ABOUT THIS TASK → Copy out all lines of the material below in which "JSON" occurs.
[Opening DATA FOR THE TASK section]
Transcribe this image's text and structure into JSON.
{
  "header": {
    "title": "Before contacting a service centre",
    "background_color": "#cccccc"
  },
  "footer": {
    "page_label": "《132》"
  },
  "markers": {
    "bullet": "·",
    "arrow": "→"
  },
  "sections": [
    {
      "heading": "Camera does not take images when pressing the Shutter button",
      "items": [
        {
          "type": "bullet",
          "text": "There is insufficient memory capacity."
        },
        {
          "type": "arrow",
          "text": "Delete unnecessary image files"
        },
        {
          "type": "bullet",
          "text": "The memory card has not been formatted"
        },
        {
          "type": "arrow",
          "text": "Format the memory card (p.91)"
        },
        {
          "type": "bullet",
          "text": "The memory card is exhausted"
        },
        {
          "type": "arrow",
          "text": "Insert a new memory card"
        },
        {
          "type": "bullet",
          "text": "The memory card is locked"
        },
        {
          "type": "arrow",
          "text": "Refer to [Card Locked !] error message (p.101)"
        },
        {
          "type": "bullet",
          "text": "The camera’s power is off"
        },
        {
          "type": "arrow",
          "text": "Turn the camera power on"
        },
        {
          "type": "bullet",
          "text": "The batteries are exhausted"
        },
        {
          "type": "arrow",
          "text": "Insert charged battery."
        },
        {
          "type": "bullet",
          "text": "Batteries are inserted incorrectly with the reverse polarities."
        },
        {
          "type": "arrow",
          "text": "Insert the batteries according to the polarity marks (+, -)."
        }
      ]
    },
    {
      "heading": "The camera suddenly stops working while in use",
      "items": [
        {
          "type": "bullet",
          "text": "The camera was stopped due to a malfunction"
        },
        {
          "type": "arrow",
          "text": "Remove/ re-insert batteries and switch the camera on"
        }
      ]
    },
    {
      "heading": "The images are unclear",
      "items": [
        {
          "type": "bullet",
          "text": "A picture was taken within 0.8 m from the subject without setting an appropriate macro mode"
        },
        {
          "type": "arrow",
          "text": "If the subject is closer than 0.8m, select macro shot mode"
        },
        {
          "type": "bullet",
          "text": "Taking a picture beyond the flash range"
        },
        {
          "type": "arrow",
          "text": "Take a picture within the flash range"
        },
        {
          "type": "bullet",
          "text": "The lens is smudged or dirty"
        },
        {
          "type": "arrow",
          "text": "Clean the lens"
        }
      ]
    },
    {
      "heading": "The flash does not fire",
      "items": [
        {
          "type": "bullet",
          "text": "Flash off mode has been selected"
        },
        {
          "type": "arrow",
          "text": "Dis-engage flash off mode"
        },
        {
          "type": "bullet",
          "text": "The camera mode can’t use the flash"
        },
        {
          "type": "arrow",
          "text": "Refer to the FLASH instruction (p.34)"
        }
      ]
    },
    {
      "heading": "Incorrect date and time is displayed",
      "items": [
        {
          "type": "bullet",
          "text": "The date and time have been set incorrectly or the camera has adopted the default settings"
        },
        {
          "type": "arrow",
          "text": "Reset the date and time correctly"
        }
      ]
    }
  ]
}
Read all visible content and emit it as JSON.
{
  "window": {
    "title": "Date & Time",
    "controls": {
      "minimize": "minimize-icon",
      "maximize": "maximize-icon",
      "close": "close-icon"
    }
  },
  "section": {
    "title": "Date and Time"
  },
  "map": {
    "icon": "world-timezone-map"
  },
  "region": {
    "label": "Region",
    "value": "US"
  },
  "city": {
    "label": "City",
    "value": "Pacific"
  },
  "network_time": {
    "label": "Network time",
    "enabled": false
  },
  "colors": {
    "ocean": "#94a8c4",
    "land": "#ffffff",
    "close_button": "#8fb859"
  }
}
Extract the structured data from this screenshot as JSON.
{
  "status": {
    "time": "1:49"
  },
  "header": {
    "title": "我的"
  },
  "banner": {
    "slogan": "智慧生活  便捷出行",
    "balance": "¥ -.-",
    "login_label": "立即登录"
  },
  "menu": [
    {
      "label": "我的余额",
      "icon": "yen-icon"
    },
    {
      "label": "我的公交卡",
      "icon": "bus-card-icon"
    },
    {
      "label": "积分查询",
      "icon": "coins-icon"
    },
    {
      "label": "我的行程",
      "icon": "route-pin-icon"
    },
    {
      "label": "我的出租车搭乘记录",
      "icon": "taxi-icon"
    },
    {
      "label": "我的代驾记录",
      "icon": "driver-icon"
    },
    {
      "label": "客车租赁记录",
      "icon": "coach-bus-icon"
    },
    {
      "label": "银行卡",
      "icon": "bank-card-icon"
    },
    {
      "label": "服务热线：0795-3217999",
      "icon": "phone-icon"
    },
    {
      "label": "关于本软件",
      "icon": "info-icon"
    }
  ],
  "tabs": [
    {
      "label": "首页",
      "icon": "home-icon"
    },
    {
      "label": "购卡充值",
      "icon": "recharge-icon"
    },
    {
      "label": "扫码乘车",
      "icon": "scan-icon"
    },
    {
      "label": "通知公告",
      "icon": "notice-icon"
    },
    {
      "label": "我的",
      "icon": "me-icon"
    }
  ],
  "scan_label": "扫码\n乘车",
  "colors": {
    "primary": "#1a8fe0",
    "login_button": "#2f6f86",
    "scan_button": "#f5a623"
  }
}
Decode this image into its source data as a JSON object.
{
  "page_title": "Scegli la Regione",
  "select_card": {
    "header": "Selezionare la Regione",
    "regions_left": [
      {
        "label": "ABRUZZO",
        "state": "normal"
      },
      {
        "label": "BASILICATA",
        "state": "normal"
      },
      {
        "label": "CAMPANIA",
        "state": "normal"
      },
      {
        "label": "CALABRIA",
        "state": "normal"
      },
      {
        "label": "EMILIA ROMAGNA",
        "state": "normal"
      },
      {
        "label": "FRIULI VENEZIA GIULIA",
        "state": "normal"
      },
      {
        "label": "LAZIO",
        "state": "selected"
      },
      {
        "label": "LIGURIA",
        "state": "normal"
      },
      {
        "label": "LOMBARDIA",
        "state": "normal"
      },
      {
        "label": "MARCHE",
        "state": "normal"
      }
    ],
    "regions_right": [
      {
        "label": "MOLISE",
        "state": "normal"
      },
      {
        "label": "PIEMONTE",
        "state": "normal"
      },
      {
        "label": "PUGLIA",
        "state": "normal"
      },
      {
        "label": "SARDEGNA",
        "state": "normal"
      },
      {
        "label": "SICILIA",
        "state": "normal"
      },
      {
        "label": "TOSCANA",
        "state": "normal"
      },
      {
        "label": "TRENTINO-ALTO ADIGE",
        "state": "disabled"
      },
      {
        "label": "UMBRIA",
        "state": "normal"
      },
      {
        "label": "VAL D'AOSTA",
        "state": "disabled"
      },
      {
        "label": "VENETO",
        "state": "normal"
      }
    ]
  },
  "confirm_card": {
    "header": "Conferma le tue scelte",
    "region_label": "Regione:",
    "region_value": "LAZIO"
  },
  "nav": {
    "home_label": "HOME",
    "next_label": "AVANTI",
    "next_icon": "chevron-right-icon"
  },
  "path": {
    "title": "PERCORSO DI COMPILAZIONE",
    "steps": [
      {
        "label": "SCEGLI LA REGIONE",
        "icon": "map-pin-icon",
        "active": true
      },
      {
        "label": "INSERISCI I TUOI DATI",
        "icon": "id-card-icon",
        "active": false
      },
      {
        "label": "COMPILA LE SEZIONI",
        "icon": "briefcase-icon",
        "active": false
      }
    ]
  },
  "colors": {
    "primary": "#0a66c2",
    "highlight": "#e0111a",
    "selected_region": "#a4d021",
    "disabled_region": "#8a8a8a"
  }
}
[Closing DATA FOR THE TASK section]
REPLY →
Transcribe this image's text and structure into JSON.
Read all visible content and emit it as JSON.
Extract the structured data from this screenshot as JSON.
Decode this image into its source data as a JSON object.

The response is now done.